On the flip, there were two intra-league waiver moves that are probably less promising, starting with Jason Kubel moving to the Indians. The left-handed hitting outfielder/DH made a nice mark in 2009 with his .300-28-103 season, even managing a decent follow-up season of .249-21-92, then succumbing to injury and free agency to Arizona in 2012.
There the now 31-year old did well enough with .253-30-90 numbers, but this season has been beyond disasterous with .220-5-32 numbers over 241at-bats. Though back in the American League, Kubel's role is not so clearly defined as those of Young and Morse, so even though Kubel goes to a contender, I have less faith he will deliver as in the past.
I feel much the same for Kubel's former Minnesota mate, Justin Morneau, who is now a Pirate.
Morneau's last sort of full season of 2009 (.274-30-100) was in 2009, like Kubel, and since he has struggled with injuries to be sure, and though the first sacker's 2012 promised some hope (.267-19-77) it mostly revealed that Morneau is now decent, but not much more. His 2013 line is nearly the same at .257-17-74, and though the Pirates have made it through well enough with Garrett Jones and Gaby Sanchez manning first, Morneau is likely a more formidable option.

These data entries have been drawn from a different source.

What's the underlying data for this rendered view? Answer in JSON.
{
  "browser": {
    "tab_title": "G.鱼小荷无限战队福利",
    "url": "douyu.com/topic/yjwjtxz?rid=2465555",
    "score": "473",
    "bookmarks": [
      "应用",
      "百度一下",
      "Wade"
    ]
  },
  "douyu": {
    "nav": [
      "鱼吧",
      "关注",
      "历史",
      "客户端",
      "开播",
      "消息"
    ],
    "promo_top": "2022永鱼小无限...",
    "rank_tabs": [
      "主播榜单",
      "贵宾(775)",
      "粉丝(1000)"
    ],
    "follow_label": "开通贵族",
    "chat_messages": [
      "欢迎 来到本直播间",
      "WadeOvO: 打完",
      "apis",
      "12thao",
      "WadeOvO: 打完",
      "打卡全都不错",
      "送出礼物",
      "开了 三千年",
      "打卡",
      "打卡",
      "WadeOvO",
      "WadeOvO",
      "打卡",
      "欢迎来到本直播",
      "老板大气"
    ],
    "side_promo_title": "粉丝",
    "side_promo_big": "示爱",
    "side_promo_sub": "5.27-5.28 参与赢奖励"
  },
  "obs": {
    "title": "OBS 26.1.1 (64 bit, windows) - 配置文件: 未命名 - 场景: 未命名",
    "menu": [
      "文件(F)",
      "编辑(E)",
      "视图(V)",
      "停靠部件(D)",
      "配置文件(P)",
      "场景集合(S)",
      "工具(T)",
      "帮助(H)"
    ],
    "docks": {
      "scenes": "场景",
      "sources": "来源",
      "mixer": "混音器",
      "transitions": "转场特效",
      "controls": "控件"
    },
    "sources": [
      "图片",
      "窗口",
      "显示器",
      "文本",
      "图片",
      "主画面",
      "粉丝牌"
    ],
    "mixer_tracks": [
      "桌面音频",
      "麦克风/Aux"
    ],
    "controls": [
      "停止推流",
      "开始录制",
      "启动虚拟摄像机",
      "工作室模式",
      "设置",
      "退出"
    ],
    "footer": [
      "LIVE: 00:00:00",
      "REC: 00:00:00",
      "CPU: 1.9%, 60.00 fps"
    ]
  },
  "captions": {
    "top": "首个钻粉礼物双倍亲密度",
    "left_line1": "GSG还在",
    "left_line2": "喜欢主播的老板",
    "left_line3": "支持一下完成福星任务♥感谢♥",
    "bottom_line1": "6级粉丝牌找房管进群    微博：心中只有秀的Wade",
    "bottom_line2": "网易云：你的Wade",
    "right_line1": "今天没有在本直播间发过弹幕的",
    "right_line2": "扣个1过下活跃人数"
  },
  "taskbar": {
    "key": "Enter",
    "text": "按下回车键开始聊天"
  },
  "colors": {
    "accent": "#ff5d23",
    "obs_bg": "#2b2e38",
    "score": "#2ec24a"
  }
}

Mostly, the addition gives Clint Hurdle some roster flexibility, but the league switch does put Morneau in the National League for the first time as well, usually a tough transition.
The reality is that it is crunch time, so using your FAAB to grab either Morneau or Kubel is certainly a prudent move, but simply don't expect too much from either.
Seattle jumped the gun of September 1 roster expansion by a day, promoting their first round selection of 2010, Taijuan Walker. Just 21, Walker is a premiere prospect who marched into AA in 2012, whet his feet (7-10, 4.69) and then showed his stuff this year with a 4-7, 2.46 line that prompted a promotion to Tacoma where Walker handled himself well with 5-3, 3.61 totals prior to the call-up.
Walker has 400 whiffs over his 371.2 minor league innings, allowing 307 hits to 149 walks (1.227 WHIP) and that means he can indeed be dominant, something Walker did carry onto his first start of five innings with a pair of hits allowed, no earned runs, and a win. If Walker is for some reason available in your league you want him now, but you really want him for the future.
Detroit's Nick Castellanos was also a high school sign from the 2010 draft, in fact he was selected one pick after Walker. Castellanos was a third sacker when signed, but since Detroit is pretty well set at third with that Miguel Cabrera guy, Castellanos is now playing in the outfield. Also 21, he hit well at Toledo this year (.276-18-76) and a solid 54 walks to 100 punchouts (.343 OBP). Like Walker, if available, Castellanos is a player you want to have in your pocket for coming years.
We can finish with one more pick from 2010, the #11 player overall in Oakland's Michael Choice. Choice did opt for college (three years at Texas) instead of signing out of high school, and now 23, has moved up to the point of a strong 2013 of .302-14-89 at Sacramento. Choice also drew a strong 69 walks to 115 strikeouts (.390 OBP) but for the bulk of 2013 will have a tough time cracking the Oakland outfield at least until the point where the team clinches or is out of it. Still, Choice makes an interesting future possibility.